- THE PROBLEM
Find the word "JSON" below. Copy each line that has it.

- DATASET RECORDS
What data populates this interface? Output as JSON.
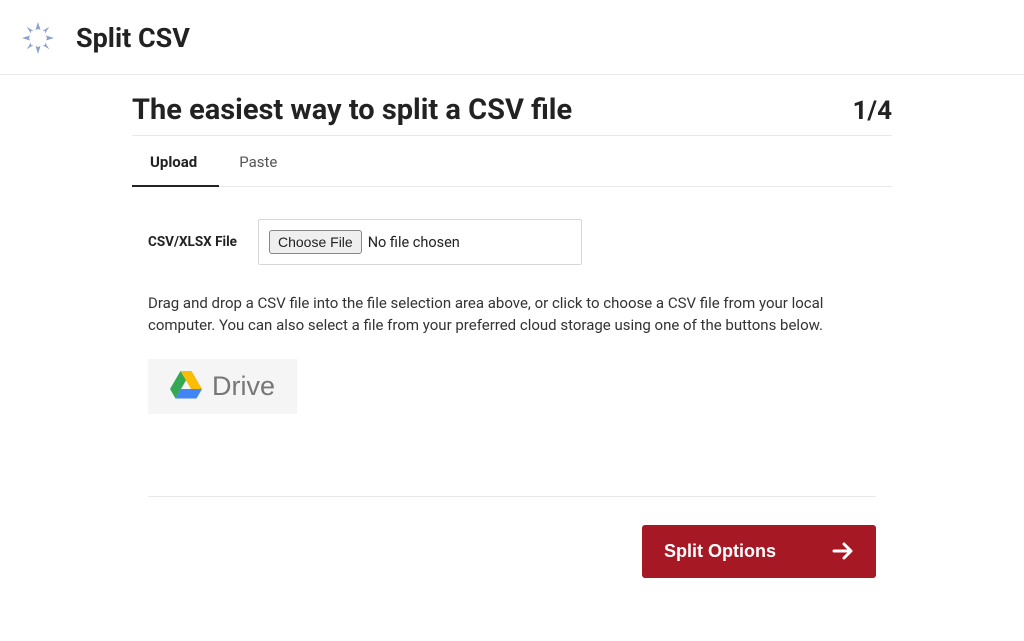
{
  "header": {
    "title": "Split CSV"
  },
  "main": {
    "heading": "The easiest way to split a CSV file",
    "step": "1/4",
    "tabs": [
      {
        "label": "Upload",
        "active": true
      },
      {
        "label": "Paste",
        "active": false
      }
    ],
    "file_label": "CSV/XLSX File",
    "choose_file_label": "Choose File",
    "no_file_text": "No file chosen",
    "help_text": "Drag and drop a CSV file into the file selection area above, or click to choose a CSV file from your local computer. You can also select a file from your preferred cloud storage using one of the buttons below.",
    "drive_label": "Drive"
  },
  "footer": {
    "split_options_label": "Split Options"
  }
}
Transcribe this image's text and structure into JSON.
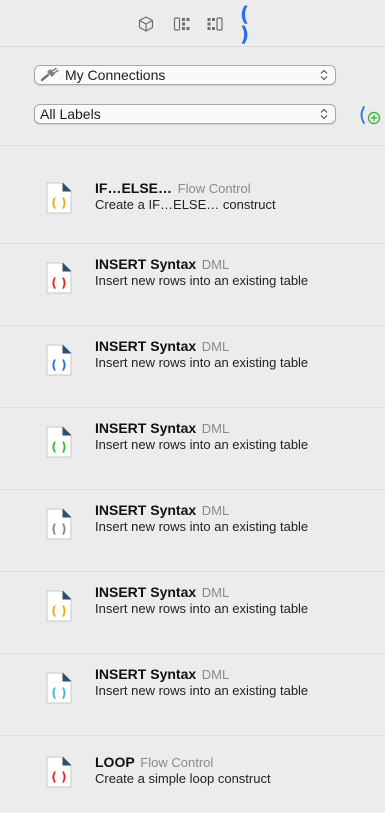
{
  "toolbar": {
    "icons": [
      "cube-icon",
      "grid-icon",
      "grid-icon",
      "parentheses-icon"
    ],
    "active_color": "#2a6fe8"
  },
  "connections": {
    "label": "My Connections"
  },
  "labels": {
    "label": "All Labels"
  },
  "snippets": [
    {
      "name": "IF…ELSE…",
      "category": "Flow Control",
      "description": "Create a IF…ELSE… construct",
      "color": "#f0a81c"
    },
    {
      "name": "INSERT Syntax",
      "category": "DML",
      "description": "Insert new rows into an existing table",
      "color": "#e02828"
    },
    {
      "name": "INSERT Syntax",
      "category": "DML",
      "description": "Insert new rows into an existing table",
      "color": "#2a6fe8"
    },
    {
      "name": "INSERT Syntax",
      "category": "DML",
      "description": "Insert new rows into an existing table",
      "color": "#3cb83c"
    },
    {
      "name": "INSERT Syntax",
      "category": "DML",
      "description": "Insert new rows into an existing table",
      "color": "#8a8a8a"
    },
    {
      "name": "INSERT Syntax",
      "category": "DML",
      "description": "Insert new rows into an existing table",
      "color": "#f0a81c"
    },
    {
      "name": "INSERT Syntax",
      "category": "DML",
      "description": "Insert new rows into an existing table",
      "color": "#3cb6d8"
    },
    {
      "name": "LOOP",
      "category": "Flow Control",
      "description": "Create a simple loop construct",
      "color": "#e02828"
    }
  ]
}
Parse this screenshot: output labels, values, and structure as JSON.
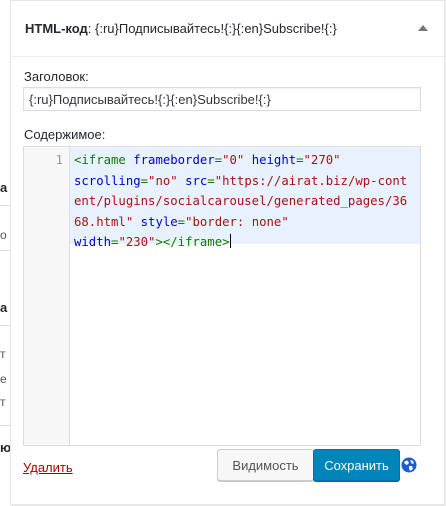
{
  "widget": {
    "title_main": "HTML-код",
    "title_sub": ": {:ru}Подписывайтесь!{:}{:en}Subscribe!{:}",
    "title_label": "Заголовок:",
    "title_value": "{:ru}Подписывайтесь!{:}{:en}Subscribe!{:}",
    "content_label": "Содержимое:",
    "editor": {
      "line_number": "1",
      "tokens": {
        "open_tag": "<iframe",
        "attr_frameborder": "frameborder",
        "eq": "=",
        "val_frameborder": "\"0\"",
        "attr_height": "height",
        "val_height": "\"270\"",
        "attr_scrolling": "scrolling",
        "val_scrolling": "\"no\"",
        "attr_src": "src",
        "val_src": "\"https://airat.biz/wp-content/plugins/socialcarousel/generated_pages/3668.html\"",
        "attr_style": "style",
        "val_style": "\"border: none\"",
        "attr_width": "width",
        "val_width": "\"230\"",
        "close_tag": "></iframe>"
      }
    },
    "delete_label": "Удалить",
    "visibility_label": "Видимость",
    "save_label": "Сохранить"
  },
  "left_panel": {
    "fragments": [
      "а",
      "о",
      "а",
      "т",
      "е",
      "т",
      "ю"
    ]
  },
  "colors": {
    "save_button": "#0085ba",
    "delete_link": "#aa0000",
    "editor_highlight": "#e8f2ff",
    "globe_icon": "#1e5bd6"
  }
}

- SOLUTION TO THE EXERCISE
What data populates this interface? Output as JSON.
Transcribe this image's text and structure into JSON.
Parse this screenshot: output labels, values, and structure as JSON.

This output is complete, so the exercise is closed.